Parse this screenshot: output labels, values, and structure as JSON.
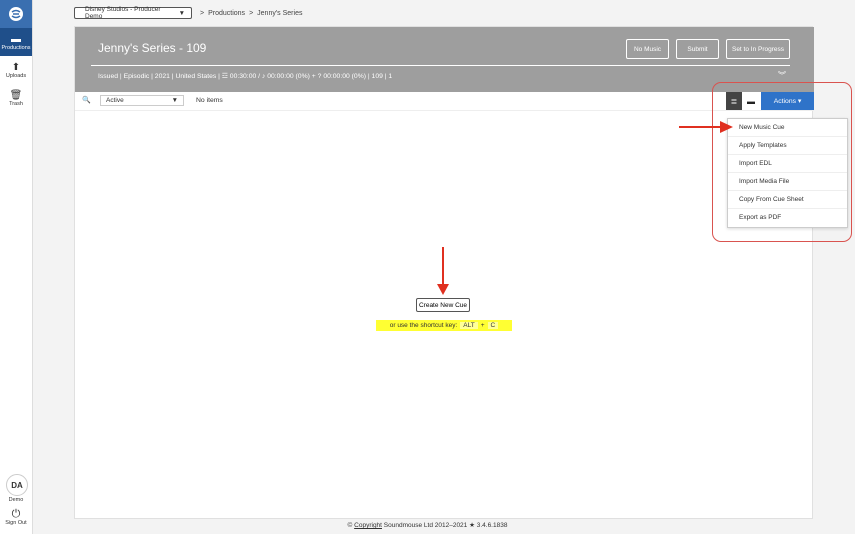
{
  "sidebar": {
    "items": [
      {
        "label": "Productions",
        "icon": "clapperboard-icon",
        "active": true
      },
      {
        "label": "Uploads",
        "icon": "upload-arrow-icon",
        "active": false
      },
      {
        "label": "Trash",
        "icon": "trash-icon",
        "active": false
      }
    ],
    "user_initials": "DA",
    "user_label": "Demo",
    "signout_label": "Sign Out"
  },
  "topbar": {
    "org_select": "Disney Studios - Producer Demo",
    "breadcrumb": [
      ">",
      "Productions",
      ">",
      "Jenny's Series"
    ]
  },
  "header": {
    "title": "Jenny's Series - 109",
    "buttons": {
      "no_music": "No Music",
      "submit": "Submit",
      "in_progress": "Set to In Progress"
    },
    "meta": "Issued | Episodic | 2021 | United States | ☲ 00:30:00 / ♪ 00:00:00 (0%) + ? 00:00:00 (0%) | 109 | 1"
  },
  "toolbar": {
    "status": "Active",
    "count": "No items",
    "actions_label": "Actions ▾"
  },
  "actions_menu": [
    "New Music Cue",
    "Apply Templates",
    "Import EDL",
    "Import Media File",
    "Copy From Cue Sheet",
    "Export as PDF"
  ],
  "empty_state": {
    "create_label": "Create New Cue",
    "shortcut_text": "or use the shortcut key:",
    "key1": "ALT",
    "plus": "+",
    "key2": "C"
  },
  "footer": {
    "copyright_symbol": "©",
    "copyright_link": "Copyright",
    "text": "Soundmouse Ltd 2012–2021 ★ 3.4.6.1838"
  },
  "colors": {
    "header_bg": "#9e9e9e",
    "actions_blue": "#2f73c9",
    "nav_active": "#1f4f8a",
    "annotation_red": "#d9534f",
    "highlight_yellow": "#ffff33"
  }
}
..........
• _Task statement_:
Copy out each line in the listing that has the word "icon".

• _Response_:
        "icon": "clapperboard-icon",
        "icon": "upload-arrow-icon",
        "icon": "trash-icon",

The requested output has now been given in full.